There is a general appreciation of the GSP+ from most of the involved stakeholders: in some countries local businesses benefit from new trade opportunities; civil society recognises it as an additional opportunity of engagement with the government and an advocacy tool at the international level; international businesses appreciate the scheme’s simplicity and its predictability in the fact that possible sanctions are announced well in advance. Nevertheless, there is a common agreement on the need to further improve the scheme.
As the panels’ discussions indicate, proposed suggestions reflect a wide range of views on GSP+. Some, like Mr Newman (AMFORI) reiterated that the scheme’s primary aim is to reduce poverty. Meanwhile, representatives from the Commission (DG DEVCO) stressed GSP+ as a human rights scheme, not a trade scheme. Ms Vitkova took it a step further, emphasising its role as a political tool and characterising it as a government to government scheme. These various views coincide with the different views on stakeholders’ roles too, such as the extent of the roles of civil society and business in GSP+ and its monitoring process. CSO representatives present called for more formalised and regular EU consultation of civil society, however other panellists underscored the primary role of governments in the scheme’s dialogue. The question of businesses role and whether they can have a positive impact on human rights, or more on labour rights, also remained an important query.

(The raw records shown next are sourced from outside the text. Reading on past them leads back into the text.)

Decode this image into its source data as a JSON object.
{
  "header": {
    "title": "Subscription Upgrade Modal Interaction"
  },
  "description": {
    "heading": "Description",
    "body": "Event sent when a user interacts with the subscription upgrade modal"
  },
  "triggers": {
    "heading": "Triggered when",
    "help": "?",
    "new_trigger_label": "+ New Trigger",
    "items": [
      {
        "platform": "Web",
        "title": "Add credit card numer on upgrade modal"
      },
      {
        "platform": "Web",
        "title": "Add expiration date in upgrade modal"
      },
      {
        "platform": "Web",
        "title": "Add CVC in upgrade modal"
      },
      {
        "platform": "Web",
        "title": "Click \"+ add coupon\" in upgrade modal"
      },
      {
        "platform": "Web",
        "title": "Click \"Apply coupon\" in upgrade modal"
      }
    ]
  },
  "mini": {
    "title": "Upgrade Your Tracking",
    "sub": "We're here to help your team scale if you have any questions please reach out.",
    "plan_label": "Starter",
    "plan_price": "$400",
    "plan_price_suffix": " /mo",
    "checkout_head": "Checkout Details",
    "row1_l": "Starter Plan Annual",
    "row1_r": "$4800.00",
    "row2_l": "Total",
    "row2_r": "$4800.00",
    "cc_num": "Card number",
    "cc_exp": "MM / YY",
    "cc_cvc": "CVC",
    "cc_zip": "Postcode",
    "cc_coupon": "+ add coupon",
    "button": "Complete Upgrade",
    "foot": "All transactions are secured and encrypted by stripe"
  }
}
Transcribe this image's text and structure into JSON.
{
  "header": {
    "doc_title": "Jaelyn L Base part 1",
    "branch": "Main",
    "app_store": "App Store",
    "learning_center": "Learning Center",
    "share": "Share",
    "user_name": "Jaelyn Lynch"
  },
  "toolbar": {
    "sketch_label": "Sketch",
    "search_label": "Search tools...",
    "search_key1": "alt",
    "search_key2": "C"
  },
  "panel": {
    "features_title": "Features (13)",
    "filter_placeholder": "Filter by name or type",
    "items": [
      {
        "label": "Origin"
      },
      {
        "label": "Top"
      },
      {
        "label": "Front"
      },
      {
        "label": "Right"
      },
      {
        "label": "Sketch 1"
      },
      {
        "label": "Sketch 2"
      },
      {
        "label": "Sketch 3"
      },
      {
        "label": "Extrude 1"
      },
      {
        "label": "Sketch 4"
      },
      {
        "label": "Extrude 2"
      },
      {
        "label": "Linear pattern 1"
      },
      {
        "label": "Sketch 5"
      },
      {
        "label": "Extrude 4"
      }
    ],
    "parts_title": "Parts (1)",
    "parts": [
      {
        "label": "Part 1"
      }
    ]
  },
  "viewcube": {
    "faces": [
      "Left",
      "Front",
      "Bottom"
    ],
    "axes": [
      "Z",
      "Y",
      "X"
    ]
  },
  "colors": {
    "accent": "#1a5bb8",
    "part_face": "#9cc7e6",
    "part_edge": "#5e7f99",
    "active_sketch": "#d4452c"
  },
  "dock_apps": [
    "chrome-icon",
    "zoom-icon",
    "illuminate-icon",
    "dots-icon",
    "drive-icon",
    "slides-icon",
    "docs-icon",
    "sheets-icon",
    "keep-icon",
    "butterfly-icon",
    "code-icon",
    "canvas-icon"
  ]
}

Numerous proposals to improve the scheme have been suggested and it remains to be seen what changes the Commission may take after the next progress report is due in January 2020. It is a strategic time for the GSP+, as the scheme is in its third monitoring cycle following its latest reform.
This publication has been produced with the assistance of the Federal Ministry for Economic Cooperation and Development and the European Union. The contents of this publication are the sole responsibility of Democracy Reporting International and can in no way be taken to reflect the views of the donors.